William Jay Peck taught in the Department of Religious Studies from 1970 until his retirement in 1994.
The child of missionaries in rural Guatemala, Bill was homeschooled until age 13. The Guatemala highlands, and the language and culture of Mam Maya people, remained a lifelong research and humanitarian interest.
Bill received his BA from Yale University. After completing a theology degree from Princeton University in 1954 he was ordained in the Presbyterian Church and worked as a pastor for three years in the coal districts around Weatherly PA. This experience led his to PhD studies at Harvard University, which he completed in 1962.

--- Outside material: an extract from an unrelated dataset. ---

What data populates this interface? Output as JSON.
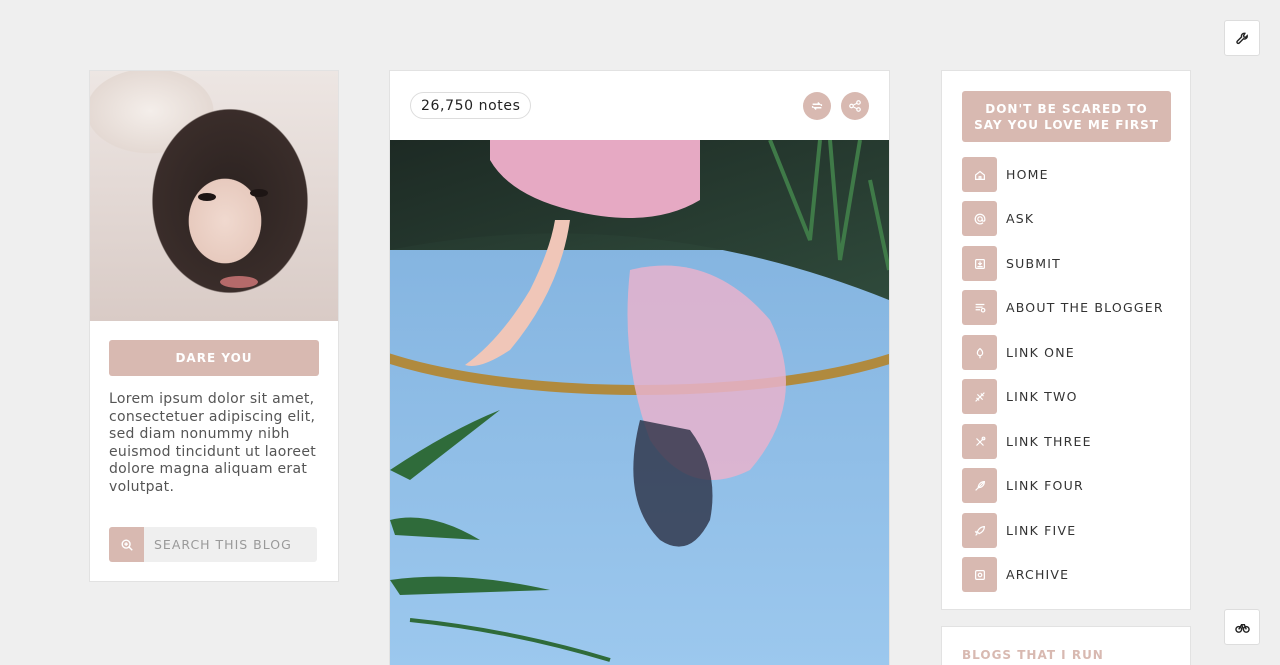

At UNC, Bill quickly became a figure of profound importance both in Religious Studies and in the larger university community. He was a teacher of influence and renown, to this day he is remembered for his powerful lectures during the Vietnam War era. He was a quiet but influential voice in the emerging Chapel Hill antiwar underground, providing a philosophically rigorous and theologically inflected language around which the cautious but searching students of those years could coalesce. He is lovingly remembered by generations of former students for the principled social ethics he developed in his lectures during that time.
Bill’s lectures were informed by his philosophical interests, principally the work of Dietrich Bonhoeffer, to which he devoted a lifetime of research. He was committed to the study of the Reformation, especially the work of Luther and Calvin. In modern philosophy, he studied and taught Kant, Hegel, Kierkegaard, Schleiermacher, Tillich, and Barth. He often focused this study through the lens of the psychology of religion. In the Department of Religious Studies, the concentrations of Religion and Culture and Religion in the Americas owe much to Bill’s unyielding philosophical curiosity.

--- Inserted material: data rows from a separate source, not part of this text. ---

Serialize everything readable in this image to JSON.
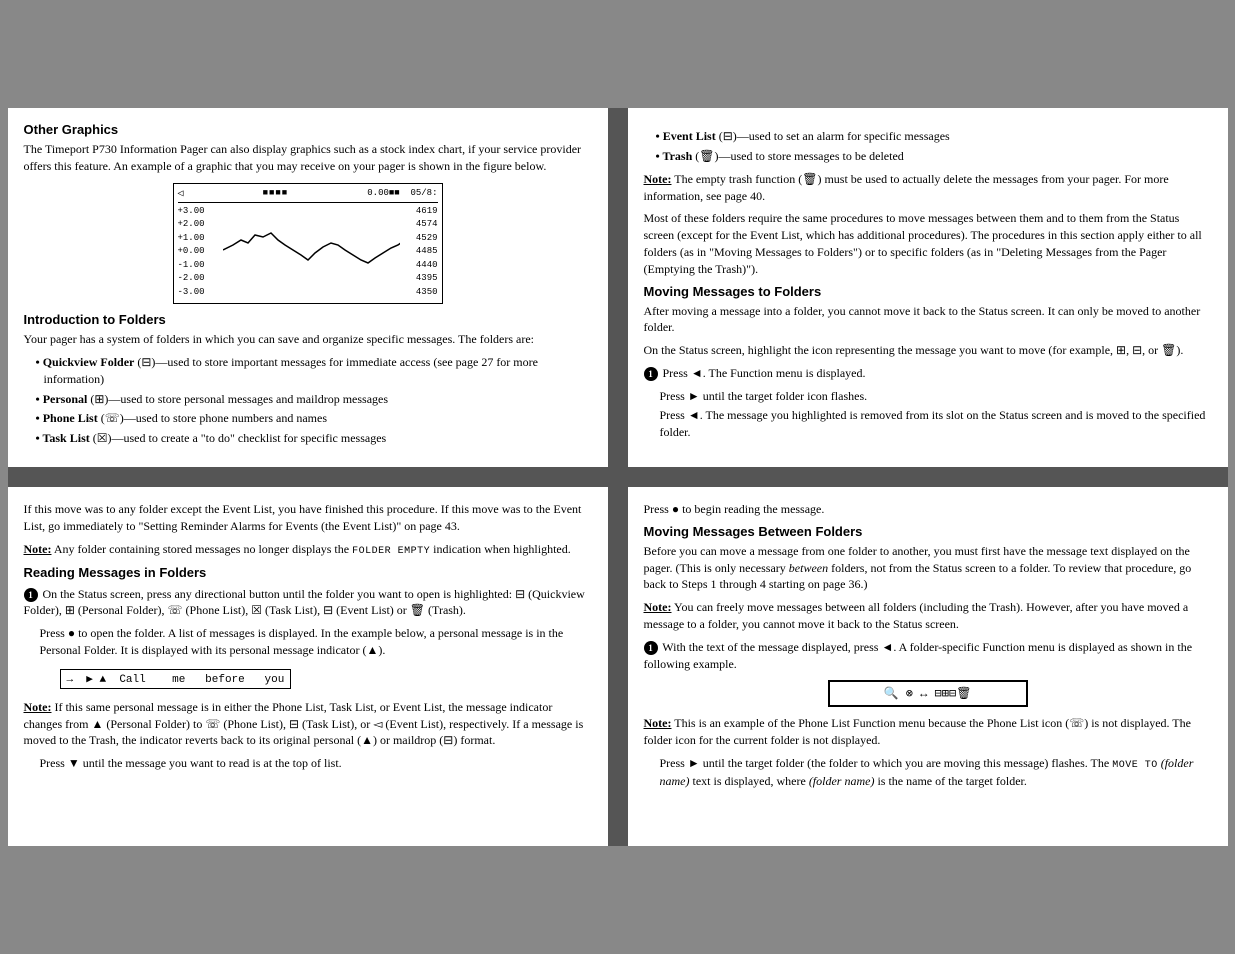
{
  "panel_tl": {
    "title": "Other Graphics",
    "intro": "The Timeport P730 Information Pager can also display graphics such as a stock index chart, if your service provider offers this feature. An example of a graphic that you may receive on your pager is shown in the figure below.",
    "chart": {
      "header_left": "◁",
      "header_center": "■■■■",
      "header_right": "0.00⬛⬛   05/8:",
      "left_labels": [
        "+3.00",
        "+2.00",
        "+1.00",
        "+0.00",
        "-1.00",
        "-2.00",
        "-3.00"
      ],
      "right_labels": [
        "4619",
        "4574",
        "4529",
        "4485",
        "4440",
        "4395",
        "4350"
      ]
    },
    "section2_title": "Introduction to Folders",
    "section2_intro": "Your pager has a system of folders in which you can save and organize specific messages. The folders are:",
    "bullets": [
      "Quickview Folder (⊡)—used to store important messages for immediate access (see page 27 for more information)",
      "Personal (⊞)—used to store personal messages and maildrop messages",
      "Phone List (☏)—used to store phone numbers and names",
      "Task List (☑)—used to create a \"to do\" checklist for specific messages"
    ]
  },
  "panel_tr": {
    "bullets": [
      "Event List (⊟)—used to set an alarm for specific messages",
      "Trash (🗑)—used to store messages to be deleted"
    ],
    "note": "The empty trash function (🗑) must be used to actually delete the messages from your pager. For more information, see page 40.",
    "para1": "Most of these folders require the same procedures to move messages between them and to them from the Status screen (except for the Event List, which has additional procedures). The procedures in this section apply either to all folders (as in \"Moving Messages to Folders\") or to specific folders (as in \"Deleting Messages from the Pager (Emptying the Trash)\").",
    "section_title": "Moving Messages to Folders",
    "para2": "After moving a message into a folder, you cannot move it back to the Status screen. It can only be moved to another folder.",
    "para3": "On the Status screen, highlight the icon representing the message you want to move (for example, ⊞, ⊡, or 🗑).",
    "step1": "Press ◀. The Function menu is displayed.",
    "substep1": "Press ▶ until the target folder icon flashes.",
    "substep2": "Press ◀. The message you highlighted is removed from its slot on the Status screen and is moved to the specified folder."
  },
  "panel_bl": {
    "para1": "If this move was to any folder except the Event List, you have finished this procedure. If this move was to the Event List, go immediately to \"Setting Reminder Alarms for Events (the Event List)\" on page 43.",
    "note": "Any folder containing stored messages no longer displays the FOLDER EMPTY indication when highlighted.",
    "section_title": "Reading Messages in Folders",
    "step1": "On the Status screen, press any directional button until the folder you want to open is highlighted: ⊡ (Quickview Folder), ⊞ (Personal Folder), ☏ (Phone List), ☑ (Task List), ⊟ (Event List) or 🗑 (Trash).",
    "substep1_a": "Press ● to open the folder. A list of messages is displayed. In the example below, a personal message is in the Personal Folder. It is displayed with its personal message indicator (▲).",
    "call_display": "→  ▶ ▲  Call    me    before    you",
    "note2": "If this same personal message is in either the Phone List, Task List, or Event List, the message indicator changes from ▲ (Personal Folder) to ☏ (Phone List), ⊟ (Task List), or ⊟ (Event List), respectively. If a message is moved to the Trash, the indicator reverts back to its original personal (▲) or maildrop (⊡) format.",
    "substep2": "Press ▼ until the message you want to read is at the top of list."
  },
  "panel_br": {
    "para1": "Press ● to begin reading the message.",
    "section_title": "Moving Messages Between Folders",
    "para2": "Before you can move a message from one folder to another, you must first have the message text displayed on the pager. (This is only necessary between folders, not from the Status screen to a folder. To review that procedure, go back to Steps 1 through 4 starting on page 36.)",
    "note1": "You can freely move messages between all folders (including the Trash). However, after you have moved a message to a folder, you cannot move it back to the Status screen.",
    "step1": "With the text of the message displayed, press ◀. A folder-specific Function menu is displayed as shown in the following example.",
    "function_menu": "🔍 ⊗ ↔ ⊡⊞⊟🗑",
    "note2": "This is an example of the Phone List Function menu because the Phone List icon (☏) is not displayed. The folder icon for the current folder is not displayed.",
    "substep1": "Press ▶ until the target folder (the folder to which you are moving this message) flashes. The MOVE TO (folder name) text is displayed, where (folder name) is the name of the target folder."
  }
}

In his later career, Bill took an interest in anthropological approaches to religion, and shamanism became a central concern of his. His courses on shamanism became a point of extraordinary contact with the generation of undergraduates who were adrift in the misanthropic political and economic milieu of the 1980s and 1990s. For twenty summers, Bill led groups of these students to the Guatemalan highlands, introducing many of them to the wonders of Mam Maya culture.
When Bill retired, his friends and colleagues established a fund in his name to support excellence among graduate student teachers. This was of utmost importance to Bill, such that long after his retirement, he passionately engaged graduate students on questions of teaching at every opportunity. The fund named for him continues to inspire graduate student teaching in the Department of Religious Studies.Posted in News & Events on December 19, 2021. Bookmark the permalink.